How to Speak British

The lovely British Union Jack

Say this with a British accent: “I don’t need the A and E; it’s just a scratch. A plaster would do the trick.”

 “What’s the A and E?” you ask. “And what’s plaster got to do with it?”

I’m trying out the U.K. vocabulary that I learned from Helen Russell, a British woman who wrote a book called, The Year of Living Danishly. According to someone’s survey, Danish people are the happiest on earth. Ms. Russell lived in Denmark for a year to find out why. But she still writes like a Brit which is good because I don’t read Danish.   

But the fact that she writes in English doesn’t mean an American will understand everything she writes. Here are some British words I had to google.

  • Satnav — This is a GPS, as in Satellite Navigation
  • A and E – emergency room (Accident and emergency)
  • Plaster — Band-Aid
  • Tipp-Ex – See below.

Google tells me Tipp-Ex is White-Out. As in, the white fluid that comes in a little bottle with a brush like nail polish. We used it back in the day to correct mistakes we made with our typewriters. For those under age 50, a typewriter was a machine for writing. It produced scrolls written in ancient Greek that we tied with string and sealed with wax.

You had to wear a toga when you used a typewriter, and if you sniffed while you typed your papers, you’d get high on the White-Out.

That would put you in the perfect mood for watching the movie Animal House or Breakfast Club, popular films in the ‘80s, the last decade in the era of typewriters.

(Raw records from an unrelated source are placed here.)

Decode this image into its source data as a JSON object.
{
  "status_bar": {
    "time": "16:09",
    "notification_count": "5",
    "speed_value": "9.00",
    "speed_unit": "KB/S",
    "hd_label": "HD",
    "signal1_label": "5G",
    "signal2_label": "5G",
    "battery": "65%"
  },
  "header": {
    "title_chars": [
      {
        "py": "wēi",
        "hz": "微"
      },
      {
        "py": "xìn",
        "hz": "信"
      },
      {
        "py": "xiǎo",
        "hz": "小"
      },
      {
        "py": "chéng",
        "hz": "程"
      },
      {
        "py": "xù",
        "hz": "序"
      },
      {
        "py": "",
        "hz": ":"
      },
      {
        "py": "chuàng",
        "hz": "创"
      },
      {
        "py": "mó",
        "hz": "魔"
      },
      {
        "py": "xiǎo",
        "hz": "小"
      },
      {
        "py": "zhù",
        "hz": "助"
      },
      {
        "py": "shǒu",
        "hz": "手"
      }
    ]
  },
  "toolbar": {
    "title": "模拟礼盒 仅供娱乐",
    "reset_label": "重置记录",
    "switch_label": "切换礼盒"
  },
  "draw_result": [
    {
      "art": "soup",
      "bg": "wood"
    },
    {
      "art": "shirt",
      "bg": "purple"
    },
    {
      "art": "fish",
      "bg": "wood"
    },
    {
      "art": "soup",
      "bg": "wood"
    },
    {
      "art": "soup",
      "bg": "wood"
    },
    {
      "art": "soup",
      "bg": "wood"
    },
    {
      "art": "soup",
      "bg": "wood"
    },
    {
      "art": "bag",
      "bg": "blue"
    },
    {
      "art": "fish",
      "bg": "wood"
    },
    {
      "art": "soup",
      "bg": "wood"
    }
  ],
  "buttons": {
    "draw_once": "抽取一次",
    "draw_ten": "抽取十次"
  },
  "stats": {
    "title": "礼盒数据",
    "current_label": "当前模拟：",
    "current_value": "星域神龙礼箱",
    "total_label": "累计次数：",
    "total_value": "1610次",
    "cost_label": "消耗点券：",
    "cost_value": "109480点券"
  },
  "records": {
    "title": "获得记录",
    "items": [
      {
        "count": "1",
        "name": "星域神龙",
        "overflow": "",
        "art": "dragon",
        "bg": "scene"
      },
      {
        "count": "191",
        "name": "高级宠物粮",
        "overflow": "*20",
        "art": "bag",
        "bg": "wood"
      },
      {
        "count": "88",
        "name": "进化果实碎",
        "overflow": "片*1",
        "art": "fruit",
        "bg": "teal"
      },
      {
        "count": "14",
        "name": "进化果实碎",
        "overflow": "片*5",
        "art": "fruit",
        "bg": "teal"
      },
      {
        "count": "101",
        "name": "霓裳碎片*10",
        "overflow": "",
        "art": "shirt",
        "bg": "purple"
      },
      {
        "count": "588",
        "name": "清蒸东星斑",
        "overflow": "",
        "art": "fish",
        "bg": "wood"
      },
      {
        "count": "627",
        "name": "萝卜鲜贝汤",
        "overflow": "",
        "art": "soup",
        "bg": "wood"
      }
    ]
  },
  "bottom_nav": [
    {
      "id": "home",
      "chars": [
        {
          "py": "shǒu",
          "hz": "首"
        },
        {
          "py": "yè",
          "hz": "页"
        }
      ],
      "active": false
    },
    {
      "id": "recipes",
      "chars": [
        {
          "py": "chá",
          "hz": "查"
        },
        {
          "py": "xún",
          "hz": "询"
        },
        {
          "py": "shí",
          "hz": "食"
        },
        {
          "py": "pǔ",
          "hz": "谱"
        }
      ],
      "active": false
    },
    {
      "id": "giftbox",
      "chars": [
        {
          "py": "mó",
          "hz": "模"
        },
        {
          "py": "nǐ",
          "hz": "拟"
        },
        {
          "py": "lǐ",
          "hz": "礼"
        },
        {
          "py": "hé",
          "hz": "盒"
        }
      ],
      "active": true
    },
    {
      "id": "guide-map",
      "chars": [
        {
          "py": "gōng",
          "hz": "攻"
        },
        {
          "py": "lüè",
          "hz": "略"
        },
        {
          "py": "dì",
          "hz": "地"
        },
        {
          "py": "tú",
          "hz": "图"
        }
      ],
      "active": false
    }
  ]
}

Speaking of breakfast, did you know that danishes were invented in Denmark? And so were Legos and socialism. To be honest, I don’t know where socialism was invented, but the Danes have raised it to an art form. Socialism means all government services are free, and by free I mean you don’t have to pull out your credit card when you go to the doctor or the daycare center because it’s paid for by the government.

The lovely Danish flag

And by government I mean the people because there’s a 50% tax rate on a lot of citizens. So pay me now or pay me later, economically speaking. Or we could say, pick your poison, and the hemlock is either socialism or capitalism. But before you pick which economic system you want, remember that:

(1) Everyone in Denmark is happy despite the fact that . . .

(2) It’s pretty darn cold and dark there all winter and

(3) What are they drinking all winter that keeps them happy and warm?

(4) Is the booze also free, or is it provided by the government? You should get these questions answered before moving anywhere I suppose.

In winter, Denmark is one of the darkest, coldest places on the planet. There’s no way I could be happy in that environment. If Danes are happy, it’s because they’re sniffing something. Maybe Tipp-Ex.

Please weigh in. Do you have any British or Danish friends? Do they use words you don’t understand? And most importantly, would you rather be too hot or too cold?

Leave a Reply

Your email address will not be published. Required fields are marked *